Also, Eliot's fragmentation of people by describing them only as body parts makes them seem almost like objects, lifeless and possessing no actual connection with each other.

At the time of writing this poem, many men were feeling insecure about their masculinity as women were gaining a more important role. This can be seen in stanza three in that the narrator doesn't seem to have any real contact with the prostitute, but merely observes her from a distance.
He also applies quite a judgemental tone towards the prostitute when he says "The thousand sordid images/ Of which your soul was constituted"but he then goes on to apply that judgement to the city itself; "You had such a vision of the street/ As the street hardly understands." His choice of the second person here also brings an implication of accusation to his writing.

"His soul stretched tight across the skies" brings to mind the idea of a crucifixion as if whomever "he" is, perhaps god? has given up his soul for the industrialisation that built the "city block." Furthermore the description of sunsets as "skies/ That fade behind a city block," emphasises the destruction of nature by the cities and the new industrious modern era.
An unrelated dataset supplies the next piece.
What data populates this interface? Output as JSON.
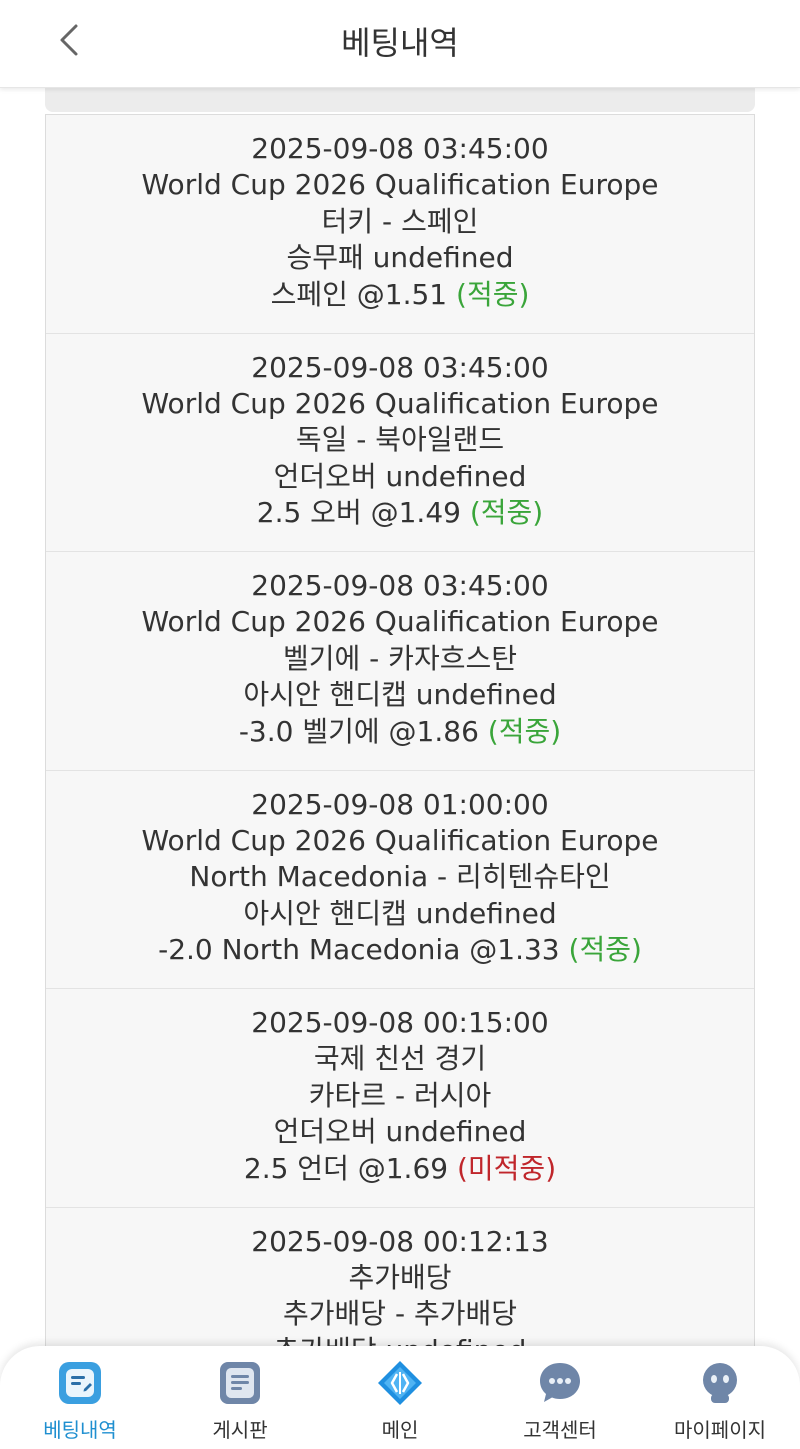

The final stanza is quite ambiguous in its reference to "the notion of some infinitely gentle/ Infinitely suffering thing." Could it be nature or purity? as everything else in the poem seems to be dirtied. It could even be god who is suffering at the hands of humanity who are destroying the natural beauty which he made the world in. Then the direction to "wipe you hand across your mouth" adds the idea of uncleanliness again "and laugh"seems almost full of hatred an irony, rather than its normal connotations of happiness.